Surrey Police leads the way with England’s first conviction for coercive behaviour without a victim statement
Steven Saunders, 31, of no fixed abode has been sentenced to 18 months in prison for coercive and controlling behaviour against his partner.
This case is believed to be the first time in England that the crime of coercive and controlling behaviour has led to a prison sentence without the need for a victim statement or involvement from an already vulnerable and terrified victim.
Saunders had manipulated and controlled his partner to the extent of removing her from the safety of supported accommodation where she was living, forcing her to live on the streets. He spent her benefits, held her bank card, and forced her to shoplift. He also sold her mobile phone.
Saunders was finally brought to justice thanks to the intervention of a midwife, and further evidence submitted from other medical professional, social services and the police. They evidenced his behaviour, the disclosures his partner made and the fear she was under. He would not want her to be seen by any professionals alone and displayed aggressive jealousy regarding the couple’s unborn child.
All of this meant that charges could be bought against Saunders without the victim, who felt worn out and fearful of him, needing to give a statement.
DC Seb Valentine, who led the investigation, said:
"Steven Saunders was placing his vulnerable partner and unborn child in great danger. He was aggressive and manipulative and wanted to retain full control over her. Such coercive and controlling behaviour has been a criminal offence since 2015, but securing a conviction on hearsay evidence is unusual, and this is the first example of it for this crime.
"I am pleased to say that the victim has now been relocated and is determined to re-build her life away from Saunders."
District Judge Ashworth, who heard the case at Staines Magistrates court commented on the use of hearsay evidence during the trial:
"The evidence of other people that met both of you is that when she is with you she is dominated, downcast and when she is away from you she springs up and wants to tell everyone what’s going on.
"The hearsay evidence I have admitted are very clear you were controlling and overbearing to here. That evidence has not come from here and I still have to decide what weight to give to them. When assessing that I see it said again and again by the professionals that you control her, push her around and won’t let her see her family. You won’t let her spend time in a refuge and lie to her to get her back onto the streets and under your control."
As well as the 18 month sentence, Saunders also received an additional three months for failing to fulfil a community order from a previous case and an indefinite restraining order.
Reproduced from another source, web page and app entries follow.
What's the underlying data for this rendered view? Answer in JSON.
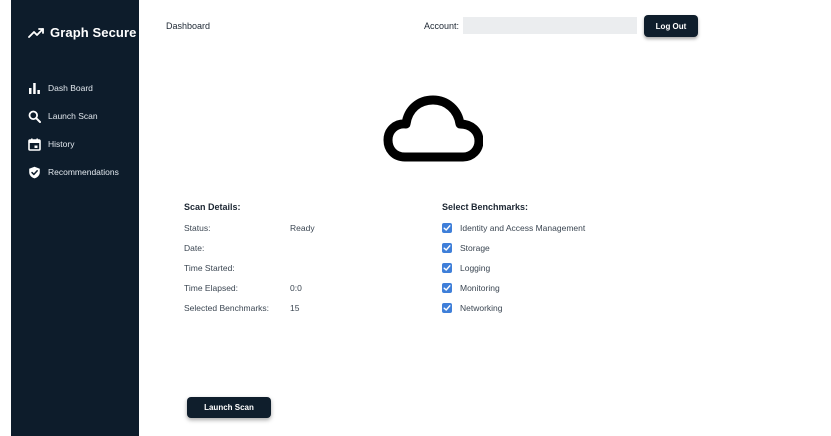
{
  "sidebar": {
    "brand": "Graph Secure",
    "brand_icon": "trending-up-icon",
    "items": [
      {
        "label": "Dash Board",
        "icon": "bar-chart-icon"
      },
      {
        "label": "Launch Scan",
        "icon": "search-icon"
      },
      {
        "label": "History",
        "icon": "calendar-icon"
      },
      {
        "label": "Recommendations",
        "icon": "shield-check-icon"
      }
    ]
  },
  "header": {
    "title": "Dashboard",
    "account_label": "Account:",
    "account_value": "",
    "logout_label": "Log Out"
  },
  "main": {
    "cloud_icon": "cloud-icon",
    "scan_details": {
      "title": "Scan Details:",
      "rows": [
        {
          "label": "Status:",
          "value": "Ready"
        },
        {
          "label": "Date:",
          "value": ""
        },
        {
          "label": "Time Started:",
          "value": ""
        },
        {
          "label": "Time Elapsed:",
          "value": "0:0"
        },
        {
          "label": "Selected Benchmarks:",
          "value": "15"
        }
      ]
    },
    "benchmarks": {
      "title": "Select Benchmarks:",
      "items": [
        {
          "label": "Identity and Access Management",
          "checked": true
        },
        {
          "label": "Storage",
          "checked": true
        },
        {
          "label": "Logging",
          "checked": true
        },
        {
          "label": "Monitoring",
          "checked": true
        },
        {
          "label": "Networking",
          "checked": true
        }
      ]
    },
    "launch_label": "Launch Scan"
  },
  "colors": {
    "sidebar_bg": "#0d1c2b",
    "button_bg": "#0f1e2c",
    "checkbox": "#3f7fd9"
  }
}
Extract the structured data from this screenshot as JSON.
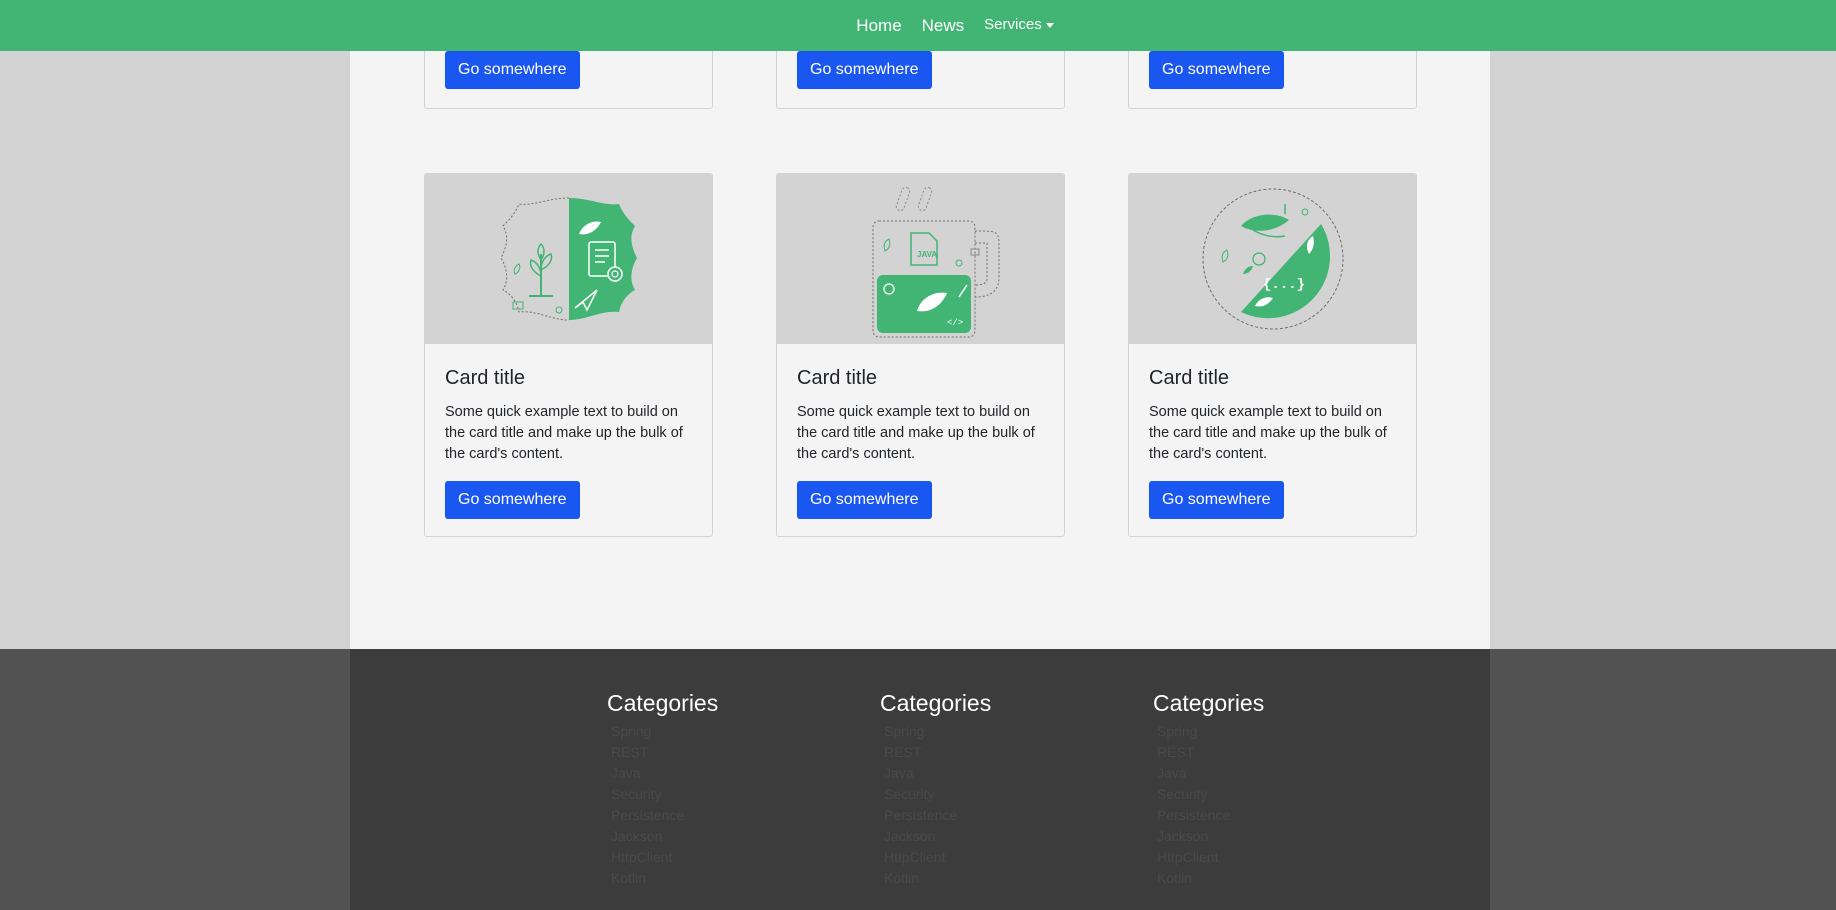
{
  "nav": {
    "home": "Home",
    "news": "News",
    "services": "Services"
  },
  "colors": {
    "brand_green": "#42b574",
    "button_blue": "#1a56f0",
    "footer_dark": "#3c3c3c"
  },
  "top_row": {
    "buttons": [
      "Go somewhere",
      "Go somewhere",
      "Go somewhere"
    ]
  },
  "cards": [
    {
      "image_icon": "spring-badge-illustration",
      "title": "Card title",
      "text": "Some quick example text to build on the card title and make up the bulk of the card's content.",
      "button": "Go somewhere"
    },
    {
      "image_icon": "java-mug-illustration",
      "title": "Card title",
      "text": "Some quick example text to build on the card title and make up the bulk of the card's content.",
      "button": "Go somewhere"
    },
    {
      "image_icon": "leaf-circle-illustration",
      "title": "Card title",
      "text": "Some quick example text to build on the card title and make up the bulk of the card's content.",
      "button": "Go somewhere"
    }
  ],
  "footer": {
    "columns": [
      {
        "heading": "Categories",
        "items": [
          "Spring",
          "REST",
          "Java",
          "Security",
          "Persistence",
          "Jackson",
          "HttpClient",
          "Kotlin"
        ]
      },
      {
        "heading": "Categories",
        "items": [
          "Spring",
          "REST",
          "Java",
          "Security",
          "Persistence",
          "Jackson",
          "HttpClient",
          "Kotlin"
        ]
      },
      {
        "heading": "Categories",
        "items": [
          "Spring",
          "REST",
          "Java",
          "Security",
          "Persistence",
          "Jackson",
          "HttpClient",
          "Kotlin"
        ]
      }
    ]
  }
}
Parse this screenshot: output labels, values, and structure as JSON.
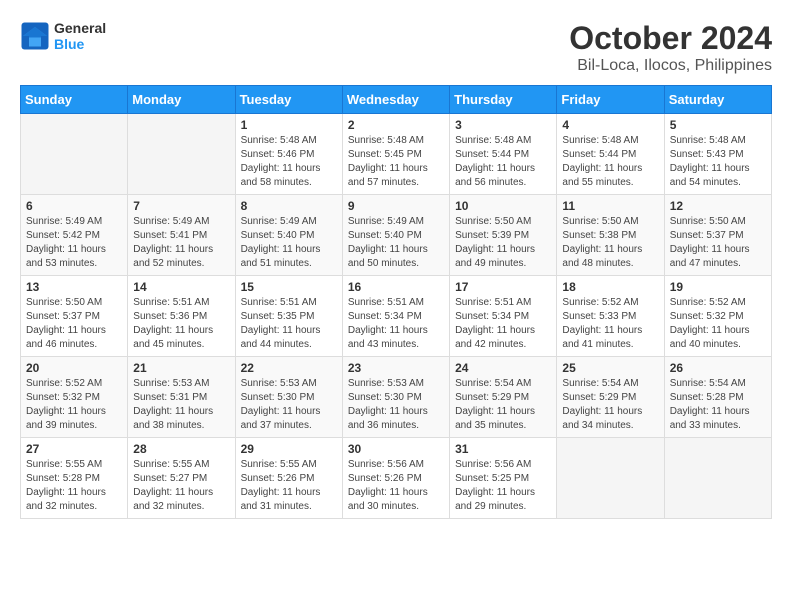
{
  "header": {
    "logo_line1": "General",
    "logo_line2": "Blue",
    "title": "October 2024",
    "subtitle": "Bil-Loca, Ilocos, Philippines"
  },
  "weekdays": [
    "Sunday",
    "Monday",
    "Tuesday",
    "Wednesday",
    "Thursday",
    "Friday",
    "Saturday"
  ],
  "weeks": [
    [
      {
        "day": "",
        "info": ""
      },
      {
        "day": "",
        "info": ""
      },
      {
        "day": "1",
        "info": "Sunrise: 5:48 AM\nSunset: 5:46 PM\nDaylight: 11 hours and 58 minutes."
      },
      {
        "day": "2",
        "info": "Sunrise: 5:48 AM\nSunset: 5:45 PM\nDaylight: 11 hours and 57 minutes."
      },
      {
        "day": "3",
        "info": "Sunrise: 5:48 AM\nSunset: 5:44 PM\nDaylight: 11 hours and 56 minutes."
      },
      {
        "day": "4",
        "info": "Sunrise: 5:48 AM\nSunset: 5:44 PM\nDaylight: 11 hours and 55 minutes."
      },
      {
        "day": "5",
        "info": "Sunrise: 5:48 AM\nSunset: 5:43 PM\nDaylight: 11 hours and 54 minutes."
      }
    ],
    [
      {
        "day": "6",
        "info": "Sunrise: 5:49 AM\nSunset: 5:42 PM\nDaylight: 11 hours and 53 minutes."
      },
      {
        "day": "7",
        "info": "Sunrise: 5:49 AM\nSunset: 5:41 PM\nDaylight: 11 hours and 52 minutes."
      },
      {
        "day": "8",
        "info": "Sunrise: 5:49 AM\nSunset: 5:40 PM\nDaylight: 11 hours and 51 minutes."
      },
      {
        "day": "9",
        "info": "Sunrise: 5:49 AM\nSunset: 5:40 PM\nDaylight: 11 hours and 50 minutes."
      },
      {
        "day": "10",
        "info": "Sunrise: 5:50 AM\nSunset: 5:39 PM\nDaylight: 11 hours and 49 minutes."
      },
      {
        "day": "11",
        "info": "Sunrise: 5:50 AM\nSunset: 5:38 PM\nDaylight: 11 hours and 48 minutes."
      },
      {
        "day": "12",
        "info": "Sunrise: 5:50 AM\nSunset: 5:37 PM\nDaylight: 11 hours and 47 minutes."
      }
    ],
    [
      {
        "day": "13",
        "info": "Sunrise: 5:50 AM\nSunset: 5:37 PM\nDaylight: 11 hours and 46 minutes."
      },
      {
        "day": "14",
        "info": "Sunrise: 5:51 AM\nSunset: 5:36 PM\nDaylight: 11 hours and 45 minutes."
      },
      {
        "day": "15",
        "info": "Sunrise: 5:51 AM\nSunset: 5:35 PM\nDaylight: 11 hours and 44 minutes."
      },
      {
        "day": "16",
        "info": "Sunrise: 5:51 AM\nSunset: 5:34 PM\nDaylight: 11 hours and 43 minutes."
      },
      {
        "day": "17",
        "info": "Sunrise: 5:51 AM\nSunset: 5:34 PM\nDaylight: 11 hours and 42 minutes."
      },
      {
        "day": "18",
        "info": "Sunrise: 5:52 AM\nSunset: 5:33 PM\nDaylight: 11 hours and 41 minutes."
      },
      {
        "day": "19",
        "info": "Sunrise: 5:52 AM\nSunset: 5:32 PM\nDaylight: 11 hours and 40 minutes."
      }
    ],
    [
      {
        "day": "20",
        "info": "Sunrise: 5:52 AM\nSunset: 5:32 PM\nDaylight: 11 hours and 39 minutes."
      },
      {
        "day": "21",
        "info": "Sunrise: 5:53 AM\nSunset: 5:31 PM\nDaylight: 11 hours and 38 minutes."
      },
      {
        "day": "22",
        "info": "Sunrise: 5:53 AM\nSunset: 5:30 PM\nDaylight: 11 hours and 37 minutes."
      },
      {
        "day": "23",
        "info": "Sunrise: 5:53 AM\nSunset: 5:30 PM\nDaylight: 11 hours and 36 minutes."
      },
      {
        "day": "24",
        "info": "Sunrise: 5:54 AM\nSunset: 5:29 PM\nDaylight: 11 hours and 35 minutes."
      },
      {
        "day": "25",
        "info": "Sunrise: 5:54 AM\nSunset: 5:29 PM\nDaylight: 11 hours and 34 minutes."
      },
      {
        "day": "26",
        "info": "Sunrise: 5:54 AM\nSunset: 5:28 PM\nDaylight: 11 hours and 33 minutes."
      }
    ],
    [
      {
        "day": "27",
        "info": "Sunrise: 5:55 AM\nSunset: 5:28 PM\nDaylight: 11 hours and 32 minutes."
      },
      {
        "day": "28",
        "info": "Sunrise: 5:55 AM\nSunset: 5:27 PM\nDaylight: 11 hours and 32 minutes."
      },
      {
        "day": "29",
        "info": "Sunrise: 5:55 AM\nSunset: 5:26 PM\nDaylight: 11 hours and 31 minutes."
      },
      {
        "day": "30",
        "info": "Sunrise: 5:56 AM\nSunset: 5:26 PM\nDaylight: 11 hours and 30 minutes."
      },
      {
        "day": "31",
        "info": "Sunrise: 5:56 AM\nSunset: 5:25 PM\nDaylight: 11 hours and 29 minutes."
      },
      {
        "day": "",
        "info": ""
      },
      {
        "day": "",
        "info": ""
      }
    ]
  ]
}
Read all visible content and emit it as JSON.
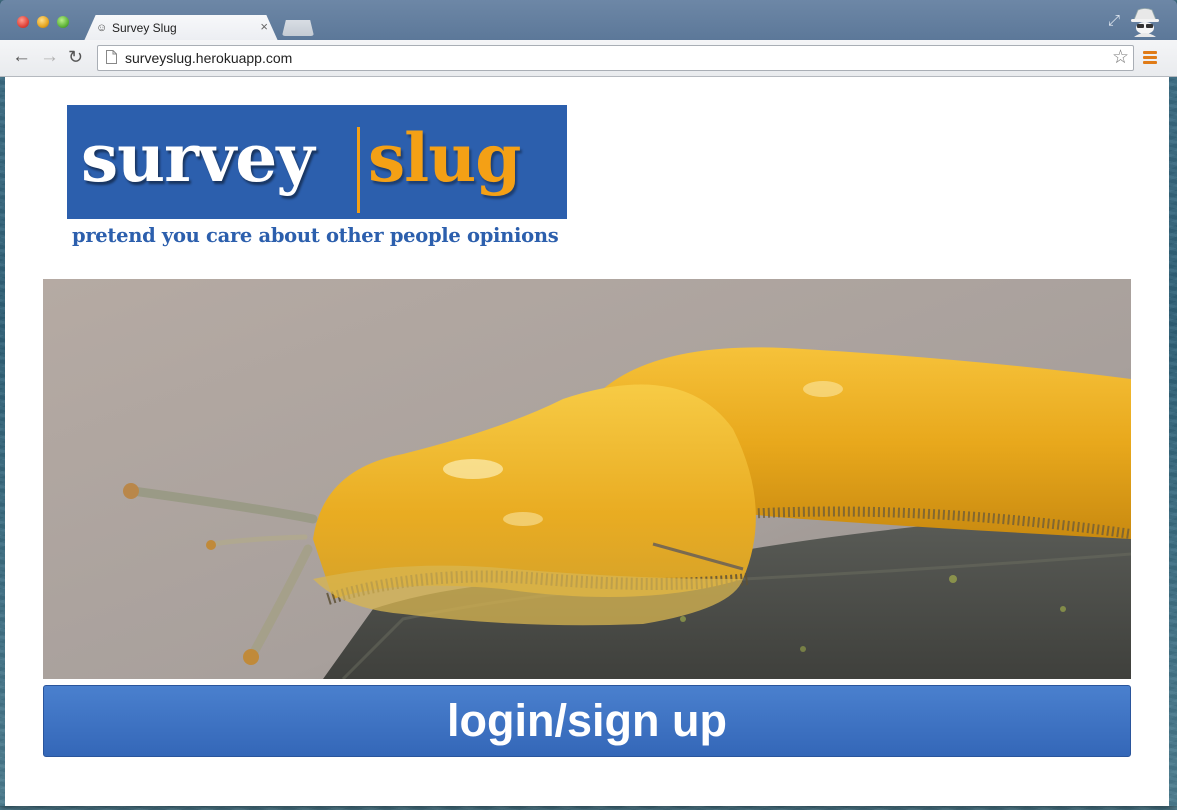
{
  "browser": {
    "tab": {
      "title": "Survey Slug",
      "close_glyph": "×",
      "favicon": "slug-favicon-icon"
    },
    "address_bar": {
      "url": "surveyslug.herokuapp.com"
    },
    "icons": {
      "back": "back-arrow-icon",
      "forward": "forward-arrow-icon",
      "reload": "reload-icon",
      "bookmark": "star-icon",
      "menu": "hamburger-menu-icon",
      "fullscreen": "fullscreen-icon",
      "incognito": "incognito-icon"
    }
  },
  "page": {
    "logo": {
      "word_left": "survey",
      "word_right": "slug",
      "tagline": "pretend you care about other people opinions",
      "colors": {
        "blue": "#2c5fad",
        "orange": "#f4a015"
      }
    },
    "hero_image": "banana-slug-photo",
    "login_button": {
      "label": "login/sign up",
      "color": "#3a6ebf"
    }
  }
}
Police and Crime Commissioner David Munro said:
"This case marks a really significant milestone in the ongoing battle against domestic abuse and is a testament to the sheer hard work and determination of those agencies in Surrey working together to tackle it.
"More importantly, this is a great outcome for the survivor in this case who is now able to rebuild her life away from the clutches of a clearly manipulative and controlling abuser.
"I hope this case sends out a clear message to those who believe they can use control and fear to silence their partners that there is no longer any hiding place for those that perpetrate domestic abuse. It also demonstrates that agencies at the forefront of tackling this crime will use all those powers at their disposal to bring offenders to justice and help survivors reach places of safety."
Michelle, Chief Executive of East Surrey Domestic Abuse Services, said:
"It has been two years since the coercive control law came into force. This marked a big step forward for understanding, preventing, and tackling domestic abuse in our society. Coercive control is a factor in nearly all domestic abuse cases and it is also often an indicator of the level of risk a perpetrator of domestic abuse poses to their partner. A key element of coercive control is a perpetrators desire to limit their partners space for action, remove their liberty and freedoms which means that even reaching out for help can feel too unsafe. As a community and network of professionals we need to be able to support survivors of abuse to realise their strengths and speak out when safe to do so. However more importantly this legislation and this result show that we must hold perpetrators to account for their behaviour even when a survivor may feel they have been silenced by coercive control. We all have a part to play in holding perpetrators of coercive control and abuse to account and support survivors and children to live lives free from abuse."
Fiamma Pather, Chief Executive of Your Sanctuary, said:
"We at yourSanctuary are very pleased that Surrey Police have been so proactive in prosecuting a coercive control case. We often talk to clients who have been controlled and abused for many years and who find the prospect of giving a statement to the police and appearing in court very frightening and daunting. By using the evidence from others who had witnessed the coercive behaviour the perpetrator has been held to account, and others who are using these tactics to control their partner can see that as a community we will not tolerate this kind of criminal behaviour"
Steven Saunders was sentenced on 18 January 2018 to 18 month’s imprisonment for Coercive and Controlling behaviour. He was also sentenced to an additional three months for failing to fulfil a community order, and was issued a lifetime restraining order, preventing further contact with the victim.